[[ DATA FOR PROCESSING, beginning ]]

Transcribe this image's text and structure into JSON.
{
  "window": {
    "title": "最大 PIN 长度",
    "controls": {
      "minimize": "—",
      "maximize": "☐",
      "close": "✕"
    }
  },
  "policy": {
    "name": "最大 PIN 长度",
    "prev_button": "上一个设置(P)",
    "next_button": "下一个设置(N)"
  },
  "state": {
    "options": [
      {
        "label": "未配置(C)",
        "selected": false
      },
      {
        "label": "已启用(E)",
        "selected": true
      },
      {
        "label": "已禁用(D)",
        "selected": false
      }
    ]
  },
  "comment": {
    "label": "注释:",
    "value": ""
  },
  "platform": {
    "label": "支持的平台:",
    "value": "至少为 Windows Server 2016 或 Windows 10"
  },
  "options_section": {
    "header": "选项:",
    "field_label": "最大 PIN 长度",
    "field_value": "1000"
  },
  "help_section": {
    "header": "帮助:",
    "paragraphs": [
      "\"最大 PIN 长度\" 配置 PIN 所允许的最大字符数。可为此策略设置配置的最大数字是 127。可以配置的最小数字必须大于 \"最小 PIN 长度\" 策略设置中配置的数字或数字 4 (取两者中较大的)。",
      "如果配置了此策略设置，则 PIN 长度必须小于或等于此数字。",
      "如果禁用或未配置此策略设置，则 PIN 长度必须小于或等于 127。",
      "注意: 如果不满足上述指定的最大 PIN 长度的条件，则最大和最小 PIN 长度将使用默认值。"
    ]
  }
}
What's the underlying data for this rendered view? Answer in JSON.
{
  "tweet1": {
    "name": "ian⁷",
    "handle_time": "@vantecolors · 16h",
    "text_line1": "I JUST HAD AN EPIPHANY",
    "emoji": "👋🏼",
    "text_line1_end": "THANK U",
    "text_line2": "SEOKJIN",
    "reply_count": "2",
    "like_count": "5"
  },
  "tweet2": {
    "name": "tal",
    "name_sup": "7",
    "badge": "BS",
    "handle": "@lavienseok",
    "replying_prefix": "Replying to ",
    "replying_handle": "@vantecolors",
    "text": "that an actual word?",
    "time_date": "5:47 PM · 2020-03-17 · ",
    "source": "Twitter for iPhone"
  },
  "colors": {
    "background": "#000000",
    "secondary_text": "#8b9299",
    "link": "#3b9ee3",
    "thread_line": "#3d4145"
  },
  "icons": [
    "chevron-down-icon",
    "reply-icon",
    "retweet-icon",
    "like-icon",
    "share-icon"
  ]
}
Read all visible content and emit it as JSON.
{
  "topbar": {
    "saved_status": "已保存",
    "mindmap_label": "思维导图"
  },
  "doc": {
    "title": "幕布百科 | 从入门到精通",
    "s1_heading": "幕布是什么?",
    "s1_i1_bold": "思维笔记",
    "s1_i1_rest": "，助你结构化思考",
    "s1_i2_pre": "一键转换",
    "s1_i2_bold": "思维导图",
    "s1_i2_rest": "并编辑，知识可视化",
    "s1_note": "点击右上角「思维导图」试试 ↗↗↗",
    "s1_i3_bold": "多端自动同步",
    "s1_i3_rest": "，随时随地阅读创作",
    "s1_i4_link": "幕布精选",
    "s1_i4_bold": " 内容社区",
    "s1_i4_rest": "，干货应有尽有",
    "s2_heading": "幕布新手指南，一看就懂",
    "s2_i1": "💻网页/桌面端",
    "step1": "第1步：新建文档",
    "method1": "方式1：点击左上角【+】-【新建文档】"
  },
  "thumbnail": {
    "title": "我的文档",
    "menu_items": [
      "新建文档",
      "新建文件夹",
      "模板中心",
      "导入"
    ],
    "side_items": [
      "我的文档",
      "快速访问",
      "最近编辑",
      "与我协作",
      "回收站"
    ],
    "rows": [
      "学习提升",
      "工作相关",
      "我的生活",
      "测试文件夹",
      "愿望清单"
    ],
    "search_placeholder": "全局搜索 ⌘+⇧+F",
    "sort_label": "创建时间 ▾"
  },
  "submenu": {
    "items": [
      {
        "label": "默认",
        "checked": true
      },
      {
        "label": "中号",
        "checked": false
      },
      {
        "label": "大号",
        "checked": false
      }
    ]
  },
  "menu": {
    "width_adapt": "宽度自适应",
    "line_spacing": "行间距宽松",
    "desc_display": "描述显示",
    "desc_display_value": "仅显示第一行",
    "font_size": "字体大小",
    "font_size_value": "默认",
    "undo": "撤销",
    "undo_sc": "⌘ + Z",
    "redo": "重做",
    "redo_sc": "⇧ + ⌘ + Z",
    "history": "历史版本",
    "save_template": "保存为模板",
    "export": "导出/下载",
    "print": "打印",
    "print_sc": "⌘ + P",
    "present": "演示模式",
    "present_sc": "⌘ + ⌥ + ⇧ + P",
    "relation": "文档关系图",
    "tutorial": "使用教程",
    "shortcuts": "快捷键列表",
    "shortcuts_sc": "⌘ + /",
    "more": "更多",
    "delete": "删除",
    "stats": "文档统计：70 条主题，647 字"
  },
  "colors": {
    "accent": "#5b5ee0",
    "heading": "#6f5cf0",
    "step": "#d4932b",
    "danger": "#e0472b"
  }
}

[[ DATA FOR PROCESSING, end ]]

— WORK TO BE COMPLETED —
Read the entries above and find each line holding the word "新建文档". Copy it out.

— OUTPUT OF THE EXERCISE —
    "step1": "第1步：新建文档",
    "method1": "方式1：点击左上角【+】-【新建文档】"
      "新建文档",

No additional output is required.